--- Data for the task ---

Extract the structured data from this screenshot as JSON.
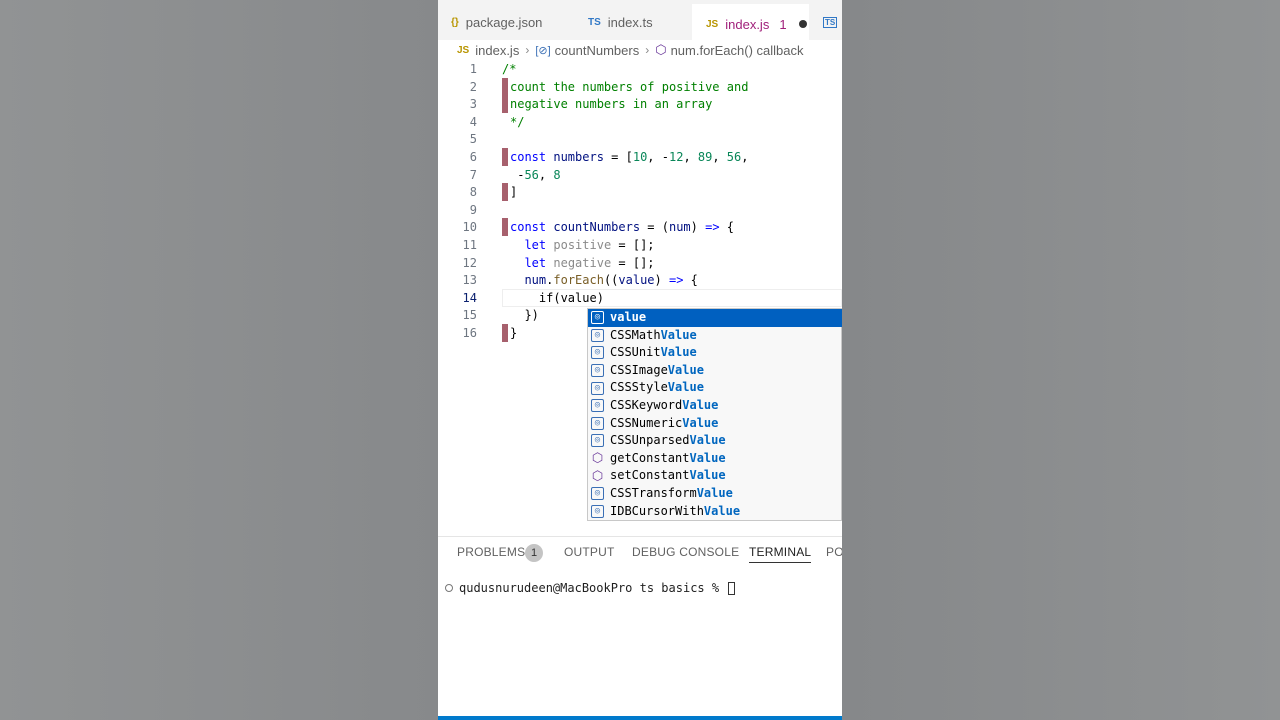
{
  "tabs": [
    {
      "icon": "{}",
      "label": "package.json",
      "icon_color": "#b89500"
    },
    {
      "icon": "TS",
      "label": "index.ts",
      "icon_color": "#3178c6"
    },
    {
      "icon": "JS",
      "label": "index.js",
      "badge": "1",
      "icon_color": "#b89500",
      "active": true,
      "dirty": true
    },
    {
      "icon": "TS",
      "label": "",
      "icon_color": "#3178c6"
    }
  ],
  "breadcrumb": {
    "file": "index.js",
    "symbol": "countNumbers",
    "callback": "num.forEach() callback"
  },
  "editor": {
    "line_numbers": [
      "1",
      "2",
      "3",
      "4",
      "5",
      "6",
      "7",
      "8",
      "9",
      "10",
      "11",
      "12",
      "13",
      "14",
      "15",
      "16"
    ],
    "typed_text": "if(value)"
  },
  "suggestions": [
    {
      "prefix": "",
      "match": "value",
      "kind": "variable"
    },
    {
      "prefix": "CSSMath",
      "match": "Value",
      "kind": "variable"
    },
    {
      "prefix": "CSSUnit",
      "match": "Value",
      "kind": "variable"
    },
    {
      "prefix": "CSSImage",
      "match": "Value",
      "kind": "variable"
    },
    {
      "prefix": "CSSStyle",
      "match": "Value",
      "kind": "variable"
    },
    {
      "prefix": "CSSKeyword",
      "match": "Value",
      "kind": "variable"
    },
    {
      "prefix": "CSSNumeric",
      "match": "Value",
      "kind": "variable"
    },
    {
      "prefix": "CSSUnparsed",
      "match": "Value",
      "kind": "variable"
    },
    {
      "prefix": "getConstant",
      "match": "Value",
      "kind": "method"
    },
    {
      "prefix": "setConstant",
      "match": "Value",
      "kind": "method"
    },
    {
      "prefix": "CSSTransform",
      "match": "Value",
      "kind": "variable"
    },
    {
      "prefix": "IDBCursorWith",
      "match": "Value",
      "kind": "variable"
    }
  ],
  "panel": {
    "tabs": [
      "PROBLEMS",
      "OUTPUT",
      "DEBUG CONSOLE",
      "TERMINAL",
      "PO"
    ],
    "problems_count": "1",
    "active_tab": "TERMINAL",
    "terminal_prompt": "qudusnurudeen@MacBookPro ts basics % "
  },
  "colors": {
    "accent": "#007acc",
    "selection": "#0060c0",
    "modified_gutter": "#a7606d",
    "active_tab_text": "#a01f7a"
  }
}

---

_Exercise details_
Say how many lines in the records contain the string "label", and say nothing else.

_Response to the task_
4